Crazy Times Call for Crazy Ideas.
Cast your vote below for our farming future!
Join me in the dusky twilight of last Wednesday. I stepped into my house after being away for just a couple minutes and couldn’t find my 1.5 year old. As any seasoned mother knows, silence is *rarely* golden, so I checked his frequent destination for all things exploratory: the toilet. Not there. I called to him. No answer. Perhaps he scaled the stairs for a grinning get away to his sister’s shelf of “special things”. Still no luck.

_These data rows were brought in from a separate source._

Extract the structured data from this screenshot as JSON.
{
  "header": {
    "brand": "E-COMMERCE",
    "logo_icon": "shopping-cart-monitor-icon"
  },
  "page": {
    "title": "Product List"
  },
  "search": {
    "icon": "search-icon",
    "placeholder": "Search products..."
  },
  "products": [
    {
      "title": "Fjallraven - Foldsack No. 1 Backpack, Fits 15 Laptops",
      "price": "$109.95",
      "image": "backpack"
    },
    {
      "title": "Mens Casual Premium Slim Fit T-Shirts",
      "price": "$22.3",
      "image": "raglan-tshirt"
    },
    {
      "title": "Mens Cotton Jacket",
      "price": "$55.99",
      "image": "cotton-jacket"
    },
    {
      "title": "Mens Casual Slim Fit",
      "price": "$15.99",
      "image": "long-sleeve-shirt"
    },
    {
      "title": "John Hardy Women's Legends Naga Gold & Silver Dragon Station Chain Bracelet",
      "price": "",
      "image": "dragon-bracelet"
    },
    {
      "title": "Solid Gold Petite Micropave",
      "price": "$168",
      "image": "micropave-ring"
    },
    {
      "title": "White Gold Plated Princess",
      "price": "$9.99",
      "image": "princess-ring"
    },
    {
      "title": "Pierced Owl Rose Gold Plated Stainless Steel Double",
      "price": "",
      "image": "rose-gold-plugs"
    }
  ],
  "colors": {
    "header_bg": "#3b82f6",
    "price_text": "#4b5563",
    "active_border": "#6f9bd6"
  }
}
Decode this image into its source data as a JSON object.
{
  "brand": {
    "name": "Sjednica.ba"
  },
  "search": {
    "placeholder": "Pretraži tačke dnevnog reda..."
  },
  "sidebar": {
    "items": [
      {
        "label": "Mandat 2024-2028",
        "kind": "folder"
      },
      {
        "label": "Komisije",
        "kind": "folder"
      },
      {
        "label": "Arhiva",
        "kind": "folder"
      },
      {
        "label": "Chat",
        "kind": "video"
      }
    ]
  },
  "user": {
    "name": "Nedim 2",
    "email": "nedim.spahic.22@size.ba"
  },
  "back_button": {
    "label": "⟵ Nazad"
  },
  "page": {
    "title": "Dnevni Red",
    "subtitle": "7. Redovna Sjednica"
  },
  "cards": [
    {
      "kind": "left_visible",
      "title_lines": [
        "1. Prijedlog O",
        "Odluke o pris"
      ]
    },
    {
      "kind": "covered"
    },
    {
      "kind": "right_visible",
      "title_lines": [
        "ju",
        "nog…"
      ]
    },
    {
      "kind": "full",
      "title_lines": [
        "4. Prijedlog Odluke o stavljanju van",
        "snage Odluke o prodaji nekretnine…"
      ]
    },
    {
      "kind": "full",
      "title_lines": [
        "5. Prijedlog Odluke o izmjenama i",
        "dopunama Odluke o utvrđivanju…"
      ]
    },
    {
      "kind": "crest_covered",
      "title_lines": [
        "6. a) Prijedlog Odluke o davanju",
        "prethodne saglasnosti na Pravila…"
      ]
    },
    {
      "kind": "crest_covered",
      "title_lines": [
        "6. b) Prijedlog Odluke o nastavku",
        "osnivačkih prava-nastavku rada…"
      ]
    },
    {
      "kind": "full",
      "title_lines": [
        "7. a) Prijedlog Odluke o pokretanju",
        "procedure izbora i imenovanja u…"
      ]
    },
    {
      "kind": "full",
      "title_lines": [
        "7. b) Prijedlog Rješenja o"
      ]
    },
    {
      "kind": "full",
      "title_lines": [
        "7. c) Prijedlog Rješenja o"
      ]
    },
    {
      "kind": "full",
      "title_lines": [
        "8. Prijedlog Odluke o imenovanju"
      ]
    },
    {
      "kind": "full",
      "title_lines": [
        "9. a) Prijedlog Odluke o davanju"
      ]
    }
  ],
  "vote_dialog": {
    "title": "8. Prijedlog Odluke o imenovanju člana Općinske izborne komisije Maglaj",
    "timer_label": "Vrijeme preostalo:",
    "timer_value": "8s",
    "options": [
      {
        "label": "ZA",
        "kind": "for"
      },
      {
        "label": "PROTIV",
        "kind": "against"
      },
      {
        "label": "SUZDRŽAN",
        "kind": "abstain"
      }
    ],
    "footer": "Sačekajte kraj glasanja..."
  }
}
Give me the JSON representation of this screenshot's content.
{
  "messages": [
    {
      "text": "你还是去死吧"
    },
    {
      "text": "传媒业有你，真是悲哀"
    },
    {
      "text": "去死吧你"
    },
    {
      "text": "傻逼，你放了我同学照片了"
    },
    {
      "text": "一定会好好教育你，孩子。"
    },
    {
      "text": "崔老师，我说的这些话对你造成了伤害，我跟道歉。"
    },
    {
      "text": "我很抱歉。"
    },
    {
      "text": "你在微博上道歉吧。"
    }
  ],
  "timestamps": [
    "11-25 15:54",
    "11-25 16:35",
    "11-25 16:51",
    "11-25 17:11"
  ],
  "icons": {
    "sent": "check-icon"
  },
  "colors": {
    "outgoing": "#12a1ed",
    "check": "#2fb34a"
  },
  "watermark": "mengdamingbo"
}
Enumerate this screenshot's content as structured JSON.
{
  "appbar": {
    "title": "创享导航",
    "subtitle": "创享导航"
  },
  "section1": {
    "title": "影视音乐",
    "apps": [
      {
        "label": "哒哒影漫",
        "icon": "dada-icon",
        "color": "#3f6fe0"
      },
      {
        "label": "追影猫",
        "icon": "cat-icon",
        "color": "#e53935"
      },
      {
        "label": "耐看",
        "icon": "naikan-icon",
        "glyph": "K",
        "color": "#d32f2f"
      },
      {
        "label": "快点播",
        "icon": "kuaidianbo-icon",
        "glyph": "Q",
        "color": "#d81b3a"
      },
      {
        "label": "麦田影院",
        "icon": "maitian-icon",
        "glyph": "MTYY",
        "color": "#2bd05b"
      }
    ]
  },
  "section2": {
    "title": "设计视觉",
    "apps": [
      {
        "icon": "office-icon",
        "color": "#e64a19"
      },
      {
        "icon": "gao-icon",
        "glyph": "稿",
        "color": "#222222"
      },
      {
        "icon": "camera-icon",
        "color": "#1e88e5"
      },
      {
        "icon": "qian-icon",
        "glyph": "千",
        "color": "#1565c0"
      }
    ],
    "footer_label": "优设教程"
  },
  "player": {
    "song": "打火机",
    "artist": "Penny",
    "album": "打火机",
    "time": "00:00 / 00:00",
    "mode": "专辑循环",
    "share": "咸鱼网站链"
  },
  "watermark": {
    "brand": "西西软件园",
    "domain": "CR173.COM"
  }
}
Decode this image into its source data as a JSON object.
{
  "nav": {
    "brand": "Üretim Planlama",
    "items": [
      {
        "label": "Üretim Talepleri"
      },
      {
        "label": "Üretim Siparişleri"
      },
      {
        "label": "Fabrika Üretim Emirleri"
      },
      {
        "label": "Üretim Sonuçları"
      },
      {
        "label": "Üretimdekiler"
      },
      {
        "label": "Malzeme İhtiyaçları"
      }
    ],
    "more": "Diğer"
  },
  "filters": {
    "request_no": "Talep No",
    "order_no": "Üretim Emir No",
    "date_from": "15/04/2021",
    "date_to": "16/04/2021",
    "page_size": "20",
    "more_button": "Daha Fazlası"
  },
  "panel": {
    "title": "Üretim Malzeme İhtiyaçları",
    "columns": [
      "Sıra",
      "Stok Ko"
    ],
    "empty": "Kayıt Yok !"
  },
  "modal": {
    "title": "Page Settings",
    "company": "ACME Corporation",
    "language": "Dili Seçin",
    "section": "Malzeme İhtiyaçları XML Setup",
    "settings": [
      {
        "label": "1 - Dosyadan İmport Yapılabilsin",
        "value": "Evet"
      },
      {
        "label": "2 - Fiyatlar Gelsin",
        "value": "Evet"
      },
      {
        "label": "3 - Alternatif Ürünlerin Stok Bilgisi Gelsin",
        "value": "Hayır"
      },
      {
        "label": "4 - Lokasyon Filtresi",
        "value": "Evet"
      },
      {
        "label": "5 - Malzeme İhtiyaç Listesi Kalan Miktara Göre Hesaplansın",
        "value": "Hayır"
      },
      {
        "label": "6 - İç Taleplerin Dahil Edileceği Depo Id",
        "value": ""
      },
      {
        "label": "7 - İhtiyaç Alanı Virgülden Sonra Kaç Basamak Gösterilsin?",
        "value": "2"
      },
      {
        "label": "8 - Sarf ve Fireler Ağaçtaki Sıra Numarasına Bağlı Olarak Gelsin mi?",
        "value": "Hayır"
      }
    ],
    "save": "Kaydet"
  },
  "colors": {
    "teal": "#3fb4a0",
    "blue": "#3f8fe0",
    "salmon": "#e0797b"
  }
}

This unsuccessful search would be dramatically frightening if I hadn’t left my “baby” with my husband.
My futile search gave my shoulders a shrug and assured me that boy-adventure was afoot...somewhere.
Upon raising the white flag of my search, I opened Snap Chat to see my messages. Imagine my surprise when I opened a message from Declan (my 1.5 year old) in a fit of wrestling giggles with daddy - in the hammock, just 20 feet away from my front door. His sisters plowed out the front door to join the party just as Grandma and Grandpa zoomed past our house on the four-wheeler to check the mail.
This was a moment in farm-adise. Chores done, porch lights on, frogs singing, dusk darkening --- all to a chorus of giggles.
On their return trip from the mailbox, Grandma and Grandpa paused at the end of our sidewalk - milk check in hand.(Side note: Farming is so funny to me. Farmer’s do all the work in the whole wide world - then send their product to market, and hope for the best when the check comes back. No guarantees. It’s crazy.)
There are six words you probably don’t want to hear from your farming business partner.
“It has never been so low” would rank somewhere near the top. There it was: $10 and some change for 100 pounds of milk. That’s .88 per gallon. Long story short - it costs a lot more than that to just feed the cows (just the cows - not the farmers)
I don’t mean to be depressing. We’ve all had quite enough of that in the last few months.
What I want to do is give you a taste of the complexity of farming and invite you to create history with us.
So here’s my crazy idea: We (might) be building a farm store! (Sorry middle-man, I need to feed my cows… and my family)
As some of you know, we’ve been selling raw milk from the farm for a few months now. With the rise in raw milk interest (Thank you to everyone who has come out!) - and the crash of milk prices, we feel like it’s the perfect time to make some history. Want to come along?
Option 1: The HarvestSTORE silo
In 2001, Gerdes Dairy Farm suffered a pig barn fire. During that fire, the blue Harvestore Silo was damaged. Since then, we haven’t used it for anything because the roof is rusting and it leaks water. We’ve always toyed with the idea of taking it down… until recently.
Standing in my yard this week with Jonathan and Will (my father-in-law) we weighed all the different options. Build a cute store/shed? Fix the “play house” in my yard? Use the shop? Renovate the silo? One way or another, Gerdes Fresh Farm is *hopefully* getting a storefront. Our circular discussion was ended by the clock: time to milk the cows.
"Well", Will commented as he parted, "might as well get her an impact drill to take a panel off."
That night while the guys milked the cows, I had fun doing what never has been done here - taking apart the silo... who gets to do that?
Option 2: the "Play house"
This cute little shed is in my yard and is currently used for storage... and an unintentional wasp habitat. If we fixed it up - it just might make the perfect farm store.
Option 3: A new Barn/Shed
You've probably seen the kits at home improvement stores - there are lots of great options if you're willing to spend the money! The sky is the limit!
As you can see,
We're still weighing options. Doing research. Price comparing.
So here’s where you come in.
Channel your inner Chip & Joanna and tell us where you think we should make history.
I'm curious to see what you think!
Also - if you've got any scrap building supplies, let's be friends :)
Details to consider: As you'll see in the pictures, due to fire damage, the silo needs a new roof. Will found a used one for $3,000 if we install it ourselves. (More like $10,000 if we hire it!) We'd need to hire a crane on top of the $3,000 unless one of you has a crane sitting around we could borrow :) Once we put the new roof on, we would build the store inside the silo. It would be so cool!
So - here's where you get to cast a completely arbitrary vote - not sayin’ what we’ll do, but click below and vote!